While Mr. Takei delivers his share of "Trek" gossip, his account of his very young life is, in some ways, more interesting. As a child, he was forced to board a train with his family and hundreds of other Japanese-Americans, many American citizens, to be held prisoner on American soil during World War II. Like the others, his family lost everything. His experience in the internment camps gave him a fierce sense of justice and, unexpectedly, a taste for the theater, when a fellow internee brought a silent movie to life one night with a talent for voices and sound effects.

When she wasn't acting, Ms. Nichols was drawn into helping the space program. Mr. Takei was drawn into politics. And after years of association with their belatedly successful TV series (canceled after three seasons but alive forever in syndication) and six movies, they each acknowledge that "Star Trek" is an important part of their lives.

That apparently isn't true of one of their colleagues. Their autobiographies have something else in common: Bill-bashing.

William Shatner, who's ahead of the game with two "Star Trek" autobiographies, was not exactly Mr. Popularity on the set (unlike the highly respected Leonard Nimoy). According to both Mr. Takei and Ms. Nichols, Mr. Shatner routinely stole lines and camera angles from the rest of the cast by cajoling directors, and he rarely showed up for momentous cast occasions (among them, a ceremony to install stars on Hollywood's Walk of Fame and Roddenberry's memorial service). Between Ms. Nichols' lambasting Mr. Shatner for lifting and twisting material from her for his own book and Mr. Takei's sly bald jokes, you can see why the erstwhile Captain Kirk might want to take shelter with the protective professionals of "Rescue 911."

"Beyond Uhura" and "To the Stars" are entertaining, but don't feel too guilty about skipping right to the good parts. "Star Trek," after all, is the main reason the stars of these minor characters rose in the first place.
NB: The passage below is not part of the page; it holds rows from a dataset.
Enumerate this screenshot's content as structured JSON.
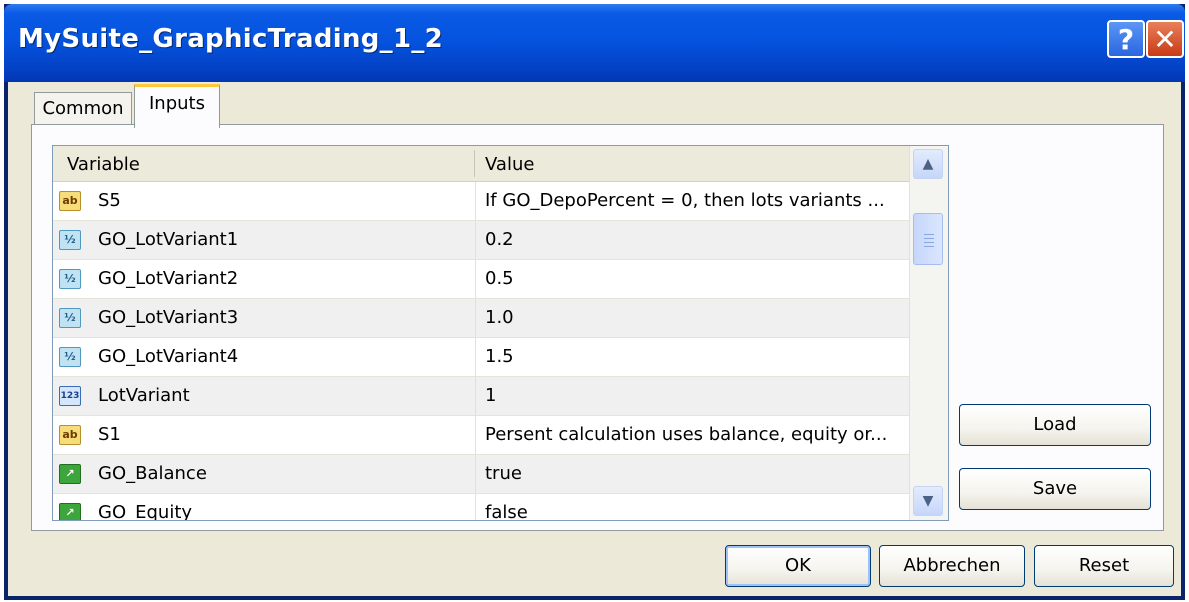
{
  "window": {
    "title": "MySuite_GraphicTrading_1_2",
    "help_button": "?",
    "close_button": "✕"
  },
  "tabs": [
    {
      "label": "Common",
      "active": false
    },
    {
      "label": "Inputs",
      "active": true
    }
  ],
  "table": {
    "columns": [
      "Variable",
      "Value"
    ],
    "rows": [
      {
        "icon": "string-icon",
        "icon_text": "ab",
        "variable": "S5",
        "value": "If GO_DepoPercent = 0, then lots variants ..."
      },
      {
        "icon": "double-icon",
        "icon_text": "½",
        "variable": "GO_LotVariant1",
        "value": "0.2"
      },
      {
        "icon": "double-icon",
        "icon_text": "½",
        "variable": "GO_LotVariant2",
        "value": "0.5"
      },
      {
        "icon": "double-icon",
        "icon_text": "½",
        "variable": "GO_LotVariant3",
        "value": "1.0"
      },
      {
        "icon": "double-icon",
        "icon_text": "½",
        "variable": "GO_LotVariant4",
        "value": "1.5"
      },
      {
        "icon": "integer-icon",
        "icon_text": "123",
        "variable": "LotVariant",
        "value": "1"
      },
      {
        "icon": "string-icon",
        "icon_text": "ab",
        "variable": "S1",
        "value": "Persent calculation uses balance, equity or..."
      },
      {
        "icon": "bool-icon",
        "icon_text": "↗",
        "variable": "GO_Balance",
        "value": "true"
      },
      {
        "icon": "bool-icon",
        "icon_text": "↗",
        "variable": "GO_Equity",
        "value": "false"
      }
    ]
  },
  "side_buttons": {
    "load": "Load",
    "save": "Save"
  },
  "footer_buttons": {
    "ok": "OK",
    "cancel": "Abbrechen",
    "reset": "Reset"
  },
  "colors": {
    "titlebar": "#0554df",
    "dialog_bg": "#ece9d8",
    "active_tab_accent": "#ffc83c"
  }
}
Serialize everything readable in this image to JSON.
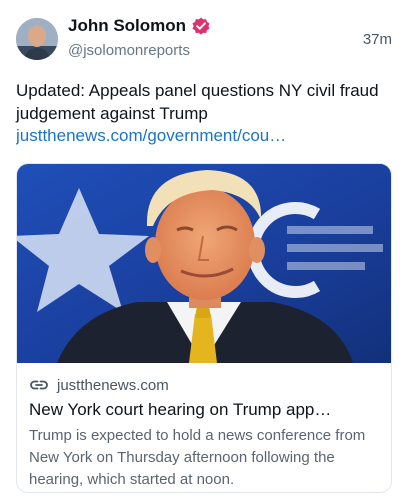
{
  "author": {
    "display_name": "John Solomon",
    "handle": "@jsolomonreports",
    "verified": true,
    "avatar_icon": "person-avatar"
  },
  "timestamp": "37m",
  "post": {
    "text": "Updated: Appeals panel questions NY civil fraud judgement against Trump",
    "link": "justthenews.com/government/cou…"
  },
  "card": {
    "image_icon": "photo-of-man-in-suit",
    "domain": "justthenews.com",
    "title": "New York court hearing on Trump app…",
    "description": "Trump is expected to hold a news conference from New York on Thursday afternoon following the hearing, which started at noon."
  },
  "colors": {
    "link": "#1d72c9",
    "verified": "#e0306e",
    "secondary_text": "#657786",
    "card_border": "#e3e6ea"
  }
}
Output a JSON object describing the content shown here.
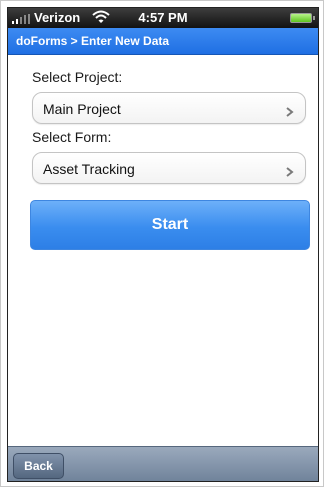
{
  "status_bar": {
    "carrier": "Verizon",
    "time": "4:57 PM",
    "signal_icon": "signal-bars-icon",
    "wifi_icon": "wifi-icon",
    "battery_icon": "battery-icon"
  },
  "nav": {
    "title": "doForms > Enter New Data"
  },
  "project": {
    "label": "Select Project:",
    "value": "Main Project",
    "chevron_icon": "chevron-right-icon"
  },
  "form": {
    "label": "Select Form:",
    "value": "Asset Tracking",
    "chevron_icon": "chevron-right-icon"
  },
  "actions": {
    "start_label": "Start"
  },
  "toolbar": {
    "back_label": "Back"
  },
  "colors": {
    "nav_blue": "#1f6fe3",
    "start_blue": "#3a8def",
    "toolbar_gray": "#6e8199"
  }
}
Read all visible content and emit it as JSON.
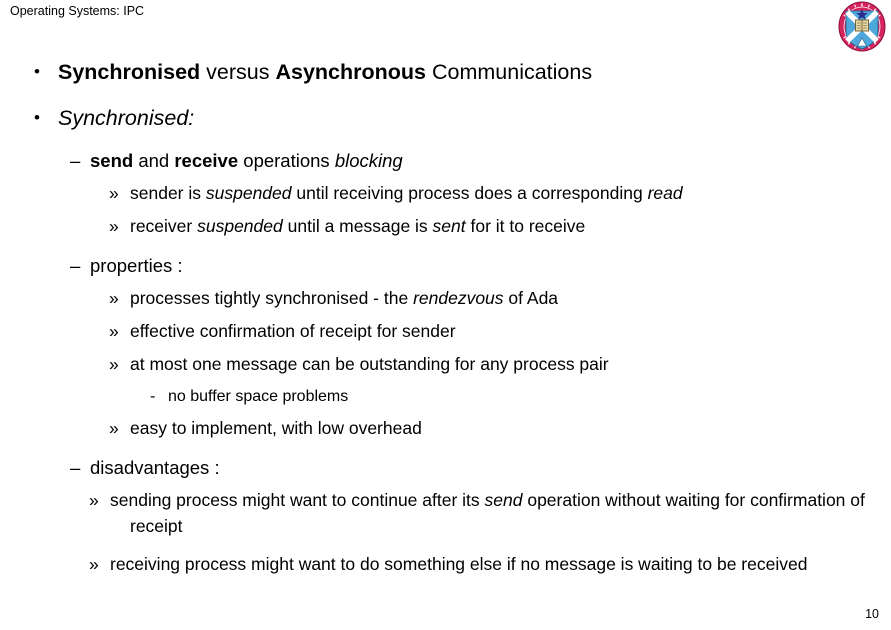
{
  "header": {
    "title": "Operating Systems: IPC",
    "crest_name": "university-of-edinburgh-crest",
    "crest_colors": {
      "ring": "#d6245f",
      "ring_outline": "#8e0f3a",
      "shield": "#4fa8dc",
      "saltire": "#ffffff",
      "book": "#e8d9a8",
      "book_outline": "#6b5a2a",
      "star": "#2a2a8c"
    }
  },
  "bullets": {
    "b1": {
      "marker": "•",
      "parts": [
        {
          "text": "Synchronised",
          "style": "bold"
        },
        {
          "text": " versus ",
          "style": "normal"
        },
        {
          "text": "Asynchronous",
          "style": "bold"
        },
        {
          "text": " Communications",
          "style": "normal"
        }
      ]
    },
    "b2": {
      "marker": "•",
      "parts": [
        {
          "text": "Synchronised:",
          "style": "italic"
        }
      ]
    },
    "b3": {
      "marker": "–",
      "parts": [
        {
          "text": "send",
          "style": "bold"
        },
        {
          "text": " and ",
          "style": "normal"
        },
        {
          "text": "receive",
          "style": "bold"
        },
        {
          "text": " operations ",
          "style": "normal"
        },
        {
          "text": "blocking",
          "style": "italic"
        }
      ]
    },
    "b4": {
      "marker": "»",
      "parts": [
        {
          "text": "sender is ",
          "style": "normal"
        },
        {
          "text": "suspended",
          "style": "italic"
        },
        {
          "text": " until receiving process does a corresponding ",
          "style": "normal"
        },
        {
          "text": "read",
          "style": "italic"
        }
      ]
    },
    "b5": {
      "marker": "»",
      "parts": [
        {
          "text": "receiver ",
          "style": "normal"
        },
        {
          "text": "suspended",
          "style": "italic"
        },
        {
          "text": " until a message is ",
          "style": "normal"
        },
        {
          "text": "sent",
          "style": "italic"
        },
        {
          "text": " for it to receive",
          "style": "normal"
        }
      ]
    },
    "b6": {
      "marker": "–",
      "parts": [
        {
          "text": "properties :",
          "style": "normal"
        }
      ]
    },
    "b7": {
      "marker": "»",
      "parts": [
        {
          "text": "processes tightly synchronised - the ",
          "style": "normal"
        },
        {
          "text": "rendezvous",
          "style": "italic"
        },
        {
          "text": " of Ada",
          "style": "normal"
        }
      ]
    },
    "b8": {
      "marker": "»",
      "parts": [
        {
          "text": "effective confirmation of receipt for sender",
          "style": "normal"
        }
      ]
    },
    "b9": {
      "marker": "»",
      "parts": [
        {
          "text": "at most one message can be outstanding for any process pair",
          "style": "normal"
        }
      ]
    },
    "b10": {
      "marker": "-",
      "parts": [
        {
          "text": "no buffer space problems",
          "style": "normal"
        }
      ]
    },
    "b11": {
      "marker": "»",
      "parts": [
        {
          "text": "easy to implement, with low overhead",
          "style": "normal"
        }
      ]
    },
    "b12": {
      "marker": "–",
      "parts": [
        {
          "text": "disadvantages :",
          "style": "normal"
        }
      ]
    },
    "b13": {
      "marker": "»",
      "parts": [
        {
          "text": "sending process might want to continue after its ",
          "style": "normal"
        },
        {
          "text": "send",
          "style": "italic"
        },
        {
          "text": " operation without waiting for confirmation of receipt",
          "style": "normal"
        }
      ]
    },
    "b14": {
      "marker": "»",
      "parts": [
        {
          "text": "receiving process might want to do something else if no message is waiting to be received",
          "style": "normal"
        }
      ]
    }
  },
  "footer": {
    "page_number": "10"
  }
}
Ms. Kridler is assistant arts and entertainment editor of The Sun.


Title: "Beyond Uhura: Star Trek and Other Memories"

Author: Nichelle Nichols
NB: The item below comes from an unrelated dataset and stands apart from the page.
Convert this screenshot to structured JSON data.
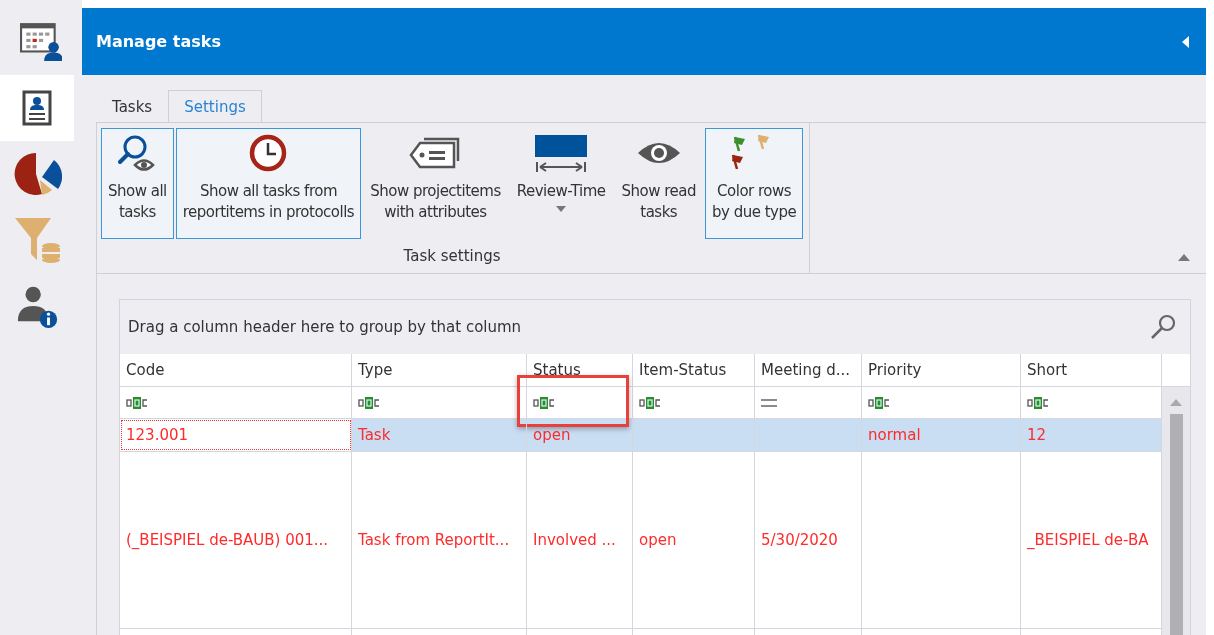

Publisher: G. P. Putnam's Sons

Length, price: 320 pages, $22.95


Title: "To the Stars: The Autobiography of George Takei, Star Trek's Mr. Sulu"

Author: George Takei

Publisher: Pocket Books

Length, price: 406 pages, $22

Baltimore Sun Articles
Please note the green-lined linked article text has been applied commercially without any involvement from our newsroom editors, reporters or any other editorial staff.